Data about app and page elements:
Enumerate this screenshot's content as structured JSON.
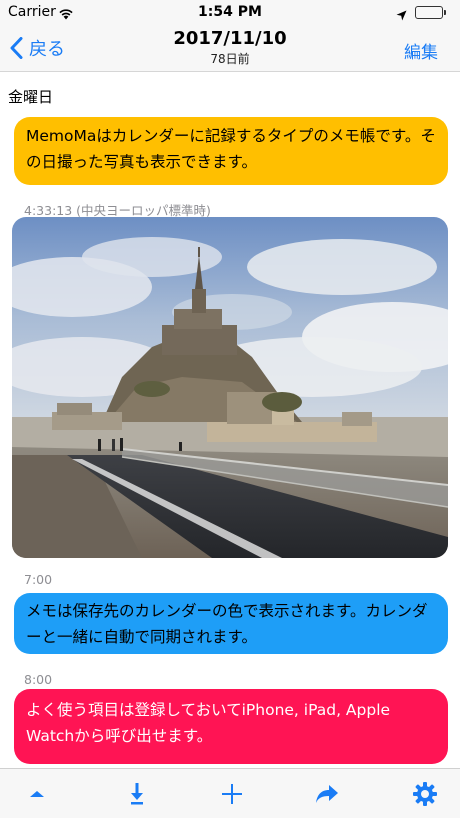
{
  "status": {
    "carrier": "Carrier",
    "time": "1:54 PM",
    "battery_level": 1.0
  },
  "nav": {
    "back_label": "戻る",
    "title": "2017/11/10",
    "subtitle": "78日前",
    "edit_label": "編集"
  },
  "content": {
    "day_label": "金曜日",
    "memos": [
      {
        "text": "MemoMaはカレンダーに記録するタイプのメモ帳です。その日撮った写真も表示できます。",
        "color": "#ffbf00"
      },
      {
        "time": "4:33:13 (中央ヨーロッパ標準時)",
        "kind": "photo"
      },
      {
        "time": "7:00",
        "text": "メモは保存先のカレンダーの色で表示されます。カレンダーと一緒に自動で同期されます。",
        "color": "#1e9ef7"
      },
      {
        "time": "8:00",
        "text": "よく使う項目は登録しておいてiPhone, iPad, Apple Watchから呼び出せます。",
        "color": "#ff1454"
      }
    ]
  },
  "toolbar": {
    "icons": [
      "caret-up-icon",
      "download-icon",
      "plus-icon",
      "share-icon",
      "gear-icon"
    ],
    "tint": "#1a7cf5"
  }
}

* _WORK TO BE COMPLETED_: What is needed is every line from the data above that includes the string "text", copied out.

* _FINISHED TASK_:
        "text": "MemoMaはカレンダーに記録するタイプのメモ帳です。その日撮った写真も表示できます。",
        "text": "メモは保存先のカレンダーの色で表示されます。カレンダーと一緒に自動で同期されます。",
        "text": "よく使う項目は登録しておいてiPhone, iPad, Apple Watchから呼び出せます。",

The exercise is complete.